=== Work task ===
Tell how many lines of the data below have the string "image" in them. Say nothing more.

=== Supplied material ===
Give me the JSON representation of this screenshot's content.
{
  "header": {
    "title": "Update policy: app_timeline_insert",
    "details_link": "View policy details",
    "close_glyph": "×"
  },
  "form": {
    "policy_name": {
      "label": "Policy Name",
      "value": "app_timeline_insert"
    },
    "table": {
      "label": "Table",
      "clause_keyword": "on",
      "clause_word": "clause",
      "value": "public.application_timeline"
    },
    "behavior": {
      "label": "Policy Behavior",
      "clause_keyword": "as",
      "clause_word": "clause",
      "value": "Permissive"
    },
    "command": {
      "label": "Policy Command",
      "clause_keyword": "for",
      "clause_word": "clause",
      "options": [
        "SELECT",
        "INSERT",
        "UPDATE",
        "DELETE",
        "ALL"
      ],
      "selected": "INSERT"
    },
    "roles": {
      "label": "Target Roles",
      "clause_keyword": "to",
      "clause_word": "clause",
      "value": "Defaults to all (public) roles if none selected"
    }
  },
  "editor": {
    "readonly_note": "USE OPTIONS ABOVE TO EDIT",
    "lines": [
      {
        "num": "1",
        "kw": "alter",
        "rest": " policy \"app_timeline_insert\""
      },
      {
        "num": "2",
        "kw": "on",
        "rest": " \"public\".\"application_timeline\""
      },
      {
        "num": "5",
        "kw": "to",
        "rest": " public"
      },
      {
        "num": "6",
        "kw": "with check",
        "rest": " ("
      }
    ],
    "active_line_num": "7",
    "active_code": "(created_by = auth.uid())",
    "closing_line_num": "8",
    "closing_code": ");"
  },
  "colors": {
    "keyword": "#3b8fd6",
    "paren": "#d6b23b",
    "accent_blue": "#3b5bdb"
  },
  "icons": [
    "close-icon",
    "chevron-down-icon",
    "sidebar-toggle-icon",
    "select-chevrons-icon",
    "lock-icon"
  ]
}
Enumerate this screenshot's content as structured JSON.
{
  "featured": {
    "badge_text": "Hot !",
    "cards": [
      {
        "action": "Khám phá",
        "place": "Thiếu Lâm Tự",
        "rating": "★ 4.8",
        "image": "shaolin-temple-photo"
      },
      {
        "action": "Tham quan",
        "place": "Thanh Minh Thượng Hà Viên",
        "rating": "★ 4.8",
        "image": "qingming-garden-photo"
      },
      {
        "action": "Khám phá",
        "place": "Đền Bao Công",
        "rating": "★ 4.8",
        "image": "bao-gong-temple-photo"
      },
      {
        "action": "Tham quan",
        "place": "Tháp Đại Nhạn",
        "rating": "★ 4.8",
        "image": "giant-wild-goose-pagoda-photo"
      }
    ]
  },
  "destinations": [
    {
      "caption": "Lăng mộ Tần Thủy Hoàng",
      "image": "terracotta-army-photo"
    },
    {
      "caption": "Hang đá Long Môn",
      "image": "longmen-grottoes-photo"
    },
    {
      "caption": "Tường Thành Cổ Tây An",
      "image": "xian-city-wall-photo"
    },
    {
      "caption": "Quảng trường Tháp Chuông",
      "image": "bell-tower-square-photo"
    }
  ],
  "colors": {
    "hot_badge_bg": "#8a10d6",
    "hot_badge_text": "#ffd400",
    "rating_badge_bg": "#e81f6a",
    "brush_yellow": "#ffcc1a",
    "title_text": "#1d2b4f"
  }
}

=== The answer ===
8